Healing Back Pain: The Mind-Body Connection
by John E. Sarno, M.D.
Dr. Sarno, through many years of treating patients with back pain, has discovered what he considers an epidemic of back pain in the U.S. and states that usually the cause is not an accident or a degenerative disease. He attributes it to repressed emotions, usually anger or anxiety, and says that the stressful situation that causes the Tension Myositis Syndrome (TMS) does not always have to be resolved for the pain to go away. The patient just needs to recognize the mind-body connection that he is experiencing.
I have not tried to apply Healing Back Pain: The Mind-Body Connection’s seemingly simple techniques; I have only read the book. Dr. Sarno’s detailed discussion of the failure of traditional medicine’s handling of back pain does make sense. He advises someone with back pain to consult with a doctor to get that perspective, but then evaluate their symptoms in the light of his thesis. He also says many other conditions such as eczema, headaches, and irritable bowl syndrome may be attributable to repressed emotions also.
Dr. Sarno cites a lot of anecdotal evidence as well as data gained from surveys of patients to support his theory. He does not claim to understand how the brain can exert such powerful control over the body, but reminds the reader that there are many things about the way the brain works that are not completely understood yet. Dr. Sarno is a medical doctor, not a salesman, not a slick businessman ready to perform on morning TV. His background is displayed in his writing style, and my 4 star rating reflects that. His bold stance against the traditional and unsuccessful medical view of back pain and his obvious enthusiasm for helping those with back pain rates 5 stars.
- Much of the book is technical. The chapter about his technique is vague, maybe because it is so simple and we expect more bells and whistles from modern medicine. Because of these factors, I found the Appendix particularly valuable. It is comprised of “Letters from Patients” and shows concretely how various patients have applied his theory and their results.
- Having finished this book on the mind/body connection, which deals primarily with the power of repressed emotions, I was amazed as I started a fictional book to discover at least four prominent references in the first chapter to how the characters realistically reacted viscerally in various ways to stress inducing moments. I reflected that if people instantaneously respond physically (tightening muscles, a sinking feeling in the gut) to anxiety, then Dr. Sarno’s connection of repressed emotions and body pain seems rational even if ignored by the medical community.
Publication: Original 1991, Kindle 2001—Hachette Book Group
Though the low back is the most common location for an acute attack, it can occur anywhere in the neck, shoulders, or upper and lower back. Wherever it occurs, it is the most painful thing I know of in clinical medicine, which is ironic because it is completely harmless.

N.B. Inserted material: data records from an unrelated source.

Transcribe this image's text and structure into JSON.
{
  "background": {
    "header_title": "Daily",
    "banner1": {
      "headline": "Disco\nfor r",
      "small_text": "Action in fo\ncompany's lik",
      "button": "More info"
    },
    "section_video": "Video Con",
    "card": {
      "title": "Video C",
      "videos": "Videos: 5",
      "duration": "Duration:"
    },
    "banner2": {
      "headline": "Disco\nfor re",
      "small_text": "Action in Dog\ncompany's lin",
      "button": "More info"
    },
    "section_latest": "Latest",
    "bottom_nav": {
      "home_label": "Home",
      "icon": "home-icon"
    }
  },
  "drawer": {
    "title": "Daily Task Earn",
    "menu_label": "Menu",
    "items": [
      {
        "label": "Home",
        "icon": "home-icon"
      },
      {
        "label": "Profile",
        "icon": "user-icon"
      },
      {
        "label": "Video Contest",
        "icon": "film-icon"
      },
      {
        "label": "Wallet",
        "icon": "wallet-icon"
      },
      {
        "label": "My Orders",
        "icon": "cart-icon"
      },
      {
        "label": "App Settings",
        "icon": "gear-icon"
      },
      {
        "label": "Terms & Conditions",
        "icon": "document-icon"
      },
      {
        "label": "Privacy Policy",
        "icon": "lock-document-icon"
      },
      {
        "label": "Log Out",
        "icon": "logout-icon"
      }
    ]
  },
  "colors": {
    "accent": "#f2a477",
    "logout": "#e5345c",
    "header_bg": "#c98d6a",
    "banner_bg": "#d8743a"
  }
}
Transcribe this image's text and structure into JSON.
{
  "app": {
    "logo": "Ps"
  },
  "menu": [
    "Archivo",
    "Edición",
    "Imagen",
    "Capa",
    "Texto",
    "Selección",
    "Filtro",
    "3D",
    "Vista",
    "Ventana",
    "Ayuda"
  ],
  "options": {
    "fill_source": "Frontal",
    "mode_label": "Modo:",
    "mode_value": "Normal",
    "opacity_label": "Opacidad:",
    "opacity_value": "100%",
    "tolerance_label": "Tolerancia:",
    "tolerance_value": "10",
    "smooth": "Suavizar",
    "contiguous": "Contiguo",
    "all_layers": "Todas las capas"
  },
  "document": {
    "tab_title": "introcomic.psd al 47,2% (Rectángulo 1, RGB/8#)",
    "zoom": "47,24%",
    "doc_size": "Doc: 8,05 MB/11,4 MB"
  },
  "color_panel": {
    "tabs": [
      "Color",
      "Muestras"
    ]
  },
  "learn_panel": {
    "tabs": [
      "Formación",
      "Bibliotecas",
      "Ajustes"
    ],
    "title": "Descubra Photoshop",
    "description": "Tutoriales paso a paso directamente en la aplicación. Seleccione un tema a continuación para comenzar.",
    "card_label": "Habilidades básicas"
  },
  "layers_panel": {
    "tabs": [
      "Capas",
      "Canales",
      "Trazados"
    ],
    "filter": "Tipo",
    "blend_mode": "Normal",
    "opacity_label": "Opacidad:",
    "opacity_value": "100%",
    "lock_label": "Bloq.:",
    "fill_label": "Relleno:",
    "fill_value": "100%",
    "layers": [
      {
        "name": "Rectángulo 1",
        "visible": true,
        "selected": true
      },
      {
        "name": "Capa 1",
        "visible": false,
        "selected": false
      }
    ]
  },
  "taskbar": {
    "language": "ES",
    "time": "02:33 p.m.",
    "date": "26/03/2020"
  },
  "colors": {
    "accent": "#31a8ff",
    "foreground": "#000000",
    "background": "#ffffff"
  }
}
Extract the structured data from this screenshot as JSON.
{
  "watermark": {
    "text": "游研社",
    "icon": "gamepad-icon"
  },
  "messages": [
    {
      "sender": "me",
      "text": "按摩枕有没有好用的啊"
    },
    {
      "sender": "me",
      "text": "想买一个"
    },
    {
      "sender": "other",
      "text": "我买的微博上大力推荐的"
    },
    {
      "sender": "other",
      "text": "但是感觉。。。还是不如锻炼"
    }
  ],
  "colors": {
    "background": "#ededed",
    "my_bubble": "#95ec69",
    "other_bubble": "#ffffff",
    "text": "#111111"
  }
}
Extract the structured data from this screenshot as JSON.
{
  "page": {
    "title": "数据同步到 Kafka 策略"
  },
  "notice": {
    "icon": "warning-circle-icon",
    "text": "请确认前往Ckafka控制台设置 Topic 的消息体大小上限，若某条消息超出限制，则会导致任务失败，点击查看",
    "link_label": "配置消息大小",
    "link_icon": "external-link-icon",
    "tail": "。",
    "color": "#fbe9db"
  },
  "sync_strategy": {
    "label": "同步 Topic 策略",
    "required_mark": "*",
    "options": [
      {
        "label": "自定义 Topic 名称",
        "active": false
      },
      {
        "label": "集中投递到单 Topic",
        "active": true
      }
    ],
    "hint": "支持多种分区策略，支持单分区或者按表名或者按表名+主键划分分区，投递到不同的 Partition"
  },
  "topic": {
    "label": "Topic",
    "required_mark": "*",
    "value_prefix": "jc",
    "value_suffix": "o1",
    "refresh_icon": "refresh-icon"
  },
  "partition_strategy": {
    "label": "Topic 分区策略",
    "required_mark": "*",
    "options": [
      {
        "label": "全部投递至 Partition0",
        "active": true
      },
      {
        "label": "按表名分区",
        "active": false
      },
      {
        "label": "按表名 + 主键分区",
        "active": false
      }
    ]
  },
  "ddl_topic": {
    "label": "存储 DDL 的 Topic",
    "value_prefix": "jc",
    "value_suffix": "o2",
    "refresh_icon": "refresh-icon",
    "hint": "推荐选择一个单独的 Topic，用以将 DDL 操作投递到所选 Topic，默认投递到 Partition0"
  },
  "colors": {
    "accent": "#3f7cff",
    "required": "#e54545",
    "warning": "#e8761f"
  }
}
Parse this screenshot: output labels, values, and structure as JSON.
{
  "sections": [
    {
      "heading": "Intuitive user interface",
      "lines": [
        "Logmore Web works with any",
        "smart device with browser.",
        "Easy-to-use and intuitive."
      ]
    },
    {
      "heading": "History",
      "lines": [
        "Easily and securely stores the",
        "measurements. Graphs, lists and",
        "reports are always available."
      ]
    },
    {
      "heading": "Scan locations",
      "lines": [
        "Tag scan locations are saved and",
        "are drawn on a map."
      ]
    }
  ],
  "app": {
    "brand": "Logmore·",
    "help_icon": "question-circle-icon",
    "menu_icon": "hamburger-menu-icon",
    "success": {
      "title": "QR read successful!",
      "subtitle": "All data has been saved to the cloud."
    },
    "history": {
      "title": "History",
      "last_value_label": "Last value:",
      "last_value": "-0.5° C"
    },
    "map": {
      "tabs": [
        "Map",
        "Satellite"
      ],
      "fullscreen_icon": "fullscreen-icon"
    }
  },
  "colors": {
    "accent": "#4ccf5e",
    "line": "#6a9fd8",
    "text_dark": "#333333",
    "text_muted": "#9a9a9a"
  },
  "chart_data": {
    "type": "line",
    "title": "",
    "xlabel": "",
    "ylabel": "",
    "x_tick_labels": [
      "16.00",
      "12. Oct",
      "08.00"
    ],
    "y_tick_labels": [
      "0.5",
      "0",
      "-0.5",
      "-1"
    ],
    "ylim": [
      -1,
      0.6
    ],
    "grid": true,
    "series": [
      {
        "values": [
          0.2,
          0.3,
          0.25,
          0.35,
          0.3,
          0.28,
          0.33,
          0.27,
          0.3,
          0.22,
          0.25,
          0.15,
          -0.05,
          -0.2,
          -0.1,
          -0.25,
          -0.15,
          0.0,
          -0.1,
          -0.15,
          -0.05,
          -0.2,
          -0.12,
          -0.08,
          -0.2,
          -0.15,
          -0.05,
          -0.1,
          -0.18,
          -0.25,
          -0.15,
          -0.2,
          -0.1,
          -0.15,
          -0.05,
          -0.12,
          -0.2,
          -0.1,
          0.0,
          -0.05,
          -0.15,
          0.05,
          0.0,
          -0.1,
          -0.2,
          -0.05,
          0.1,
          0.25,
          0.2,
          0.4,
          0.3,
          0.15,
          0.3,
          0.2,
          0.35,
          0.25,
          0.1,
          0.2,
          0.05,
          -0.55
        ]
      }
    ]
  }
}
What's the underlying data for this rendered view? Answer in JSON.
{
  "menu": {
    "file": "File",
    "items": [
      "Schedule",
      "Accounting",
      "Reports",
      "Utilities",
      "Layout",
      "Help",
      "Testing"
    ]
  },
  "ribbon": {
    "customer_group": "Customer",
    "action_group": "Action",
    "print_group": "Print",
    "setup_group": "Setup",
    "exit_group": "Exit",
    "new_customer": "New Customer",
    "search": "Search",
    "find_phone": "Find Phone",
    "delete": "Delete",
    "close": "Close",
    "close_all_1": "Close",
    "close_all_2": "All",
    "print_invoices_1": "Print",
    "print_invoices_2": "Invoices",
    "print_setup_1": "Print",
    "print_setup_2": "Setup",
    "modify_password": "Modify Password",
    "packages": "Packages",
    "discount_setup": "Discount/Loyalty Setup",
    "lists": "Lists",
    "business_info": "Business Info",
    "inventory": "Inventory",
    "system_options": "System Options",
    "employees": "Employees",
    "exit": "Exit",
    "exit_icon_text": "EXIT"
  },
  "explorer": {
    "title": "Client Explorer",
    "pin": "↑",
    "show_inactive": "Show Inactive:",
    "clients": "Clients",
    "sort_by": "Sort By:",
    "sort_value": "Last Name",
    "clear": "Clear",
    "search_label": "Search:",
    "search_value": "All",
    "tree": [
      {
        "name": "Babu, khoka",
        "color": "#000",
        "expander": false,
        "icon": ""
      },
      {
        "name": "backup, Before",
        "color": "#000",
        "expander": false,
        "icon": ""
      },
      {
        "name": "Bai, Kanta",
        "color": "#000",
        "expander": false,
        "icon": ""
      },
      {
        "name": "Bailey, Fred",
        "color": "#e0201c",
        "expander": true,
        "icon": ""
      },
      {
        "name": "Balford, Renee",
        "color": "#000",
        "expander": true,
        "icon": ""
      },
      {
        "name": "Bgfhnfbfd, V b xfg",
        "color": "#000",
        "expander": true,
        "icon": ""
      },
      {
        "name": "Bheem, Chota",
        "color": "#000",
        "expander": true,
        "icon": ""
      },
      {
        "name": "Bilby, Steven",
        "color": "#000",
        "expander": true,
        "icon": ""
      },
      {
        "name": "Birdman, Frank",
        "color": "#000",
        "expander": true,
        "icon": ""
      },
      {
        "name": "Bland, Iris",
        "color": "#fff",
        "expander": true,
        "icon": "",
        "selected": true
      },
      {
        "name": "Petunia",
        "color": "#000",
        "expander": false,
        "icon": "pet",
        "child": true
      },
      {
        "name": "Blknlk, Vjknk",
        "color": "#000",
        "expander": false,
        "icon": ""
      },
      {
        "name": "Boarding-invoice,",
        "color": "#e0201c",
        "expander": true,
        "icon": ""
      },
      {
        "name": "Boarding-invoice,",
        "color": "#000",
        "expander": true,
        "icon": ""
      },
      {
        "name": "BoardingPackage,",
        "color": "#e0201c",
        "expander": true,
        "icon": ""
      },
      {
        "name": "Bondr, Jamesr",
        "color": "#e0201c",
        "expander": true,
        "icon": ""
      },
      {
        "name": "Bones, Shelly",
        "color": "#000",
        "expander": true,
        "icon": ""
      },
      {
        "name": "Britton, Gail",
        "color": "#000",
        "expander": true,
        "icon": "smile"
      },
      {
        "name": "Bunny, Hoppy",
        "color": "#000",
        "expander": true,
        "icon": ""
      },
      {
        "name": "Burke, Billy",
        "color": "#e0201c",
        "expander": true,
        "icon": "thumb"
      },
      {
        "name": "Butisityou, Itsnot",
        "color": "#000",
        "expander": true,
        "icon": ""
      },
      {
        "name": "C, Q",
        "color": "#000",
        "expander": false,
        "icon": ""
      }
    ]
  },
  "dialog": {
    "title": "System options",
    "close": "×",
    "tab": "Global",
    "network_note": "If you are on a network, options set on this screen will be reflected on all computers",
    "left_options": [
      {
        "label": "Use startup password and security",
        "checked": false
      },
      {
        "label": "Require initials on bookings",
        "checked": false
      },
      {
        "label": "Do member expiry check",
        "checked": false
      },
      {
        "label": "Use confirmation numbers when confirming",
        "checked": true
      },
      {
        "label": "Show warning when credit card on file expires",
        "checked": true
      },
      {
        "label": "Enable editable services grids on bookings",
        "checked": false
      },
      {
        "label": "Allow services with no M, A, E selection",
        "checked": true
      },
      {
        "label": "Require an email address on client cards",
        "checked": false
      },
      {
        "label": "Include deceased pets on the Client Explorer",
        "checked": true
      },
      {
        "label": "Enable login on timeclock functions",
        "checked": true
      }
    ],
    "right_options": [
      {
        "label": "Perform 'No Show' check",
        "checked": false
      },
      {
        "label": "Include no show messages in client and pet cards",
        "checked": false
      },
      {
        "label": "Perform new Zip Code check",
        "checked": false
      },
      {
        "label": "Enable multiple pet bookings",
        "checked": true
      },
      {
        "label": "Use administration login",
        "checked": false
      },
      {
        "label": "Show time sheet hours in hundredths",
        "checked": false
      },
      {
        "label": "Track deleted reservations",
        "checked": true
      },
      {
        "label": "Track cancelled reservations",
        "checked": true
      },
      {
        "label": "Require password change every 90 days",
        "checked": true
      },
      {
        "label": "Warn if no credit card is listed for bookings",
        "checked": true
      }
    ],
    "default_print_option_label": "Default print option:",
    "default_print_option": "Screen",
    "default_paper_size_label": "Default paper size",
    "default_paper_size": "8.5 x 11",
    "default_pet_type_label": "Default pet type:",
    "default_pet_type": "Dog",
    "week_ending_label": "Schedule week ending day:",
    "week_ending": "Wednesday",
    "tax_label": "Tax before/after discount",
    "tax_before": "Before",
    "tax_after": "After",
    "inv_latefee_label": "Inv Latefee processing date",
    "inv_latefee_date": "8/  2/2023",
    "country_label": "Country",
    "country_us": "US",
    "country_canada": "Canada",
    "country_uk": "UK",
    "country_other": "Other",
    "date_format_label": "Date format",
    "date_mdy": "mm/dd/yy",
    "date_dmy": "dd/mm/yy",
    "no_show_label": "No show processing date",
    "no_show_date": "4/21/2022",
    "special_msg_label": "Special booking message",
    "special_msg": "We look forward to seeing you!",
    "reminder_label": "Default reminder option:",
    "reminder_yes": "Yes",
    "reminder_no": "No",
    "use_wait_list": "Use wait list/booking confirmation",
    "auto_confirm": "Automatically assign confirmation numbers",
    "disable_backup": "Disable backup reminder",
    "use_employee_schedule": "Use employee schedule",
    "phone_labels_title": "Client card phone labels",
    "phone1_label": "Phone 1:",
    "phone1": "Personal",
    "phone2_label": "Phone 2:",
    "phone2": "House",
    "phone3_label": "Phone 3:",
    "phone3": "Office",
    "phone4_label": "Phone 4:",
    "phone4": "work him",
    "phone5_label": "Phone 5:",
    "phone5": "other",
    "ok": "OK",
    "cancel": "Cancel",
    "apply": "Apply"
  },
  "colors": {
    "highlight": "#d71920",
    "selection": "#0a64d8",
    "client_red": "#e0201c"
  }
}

It is not the occasion itself but the degree of anxiety or anger that it generates that determines if there will be a physical reaction. The important thing is the emotion generated and repressed, for we have a built-in tendency to repress unpleasant, painful, or embarrassing emotions. These repressed feelings are the stimulus for TMS and other disorders like it. Anxiety and anger are two of those undesirable emotions that we would rather not be aware of, and so the mind keeps them in the subterranean precincts of the subconscious if it possibly can.
Traditional medical diagnoses focus on the machine, the body, while the real problem seems to relate to what makes the machine work—the mind. TMS is characterized by physical pain, but that acute discomfort is induced by the psychological phenomena rather than structural abnormalities or muscle deficiency.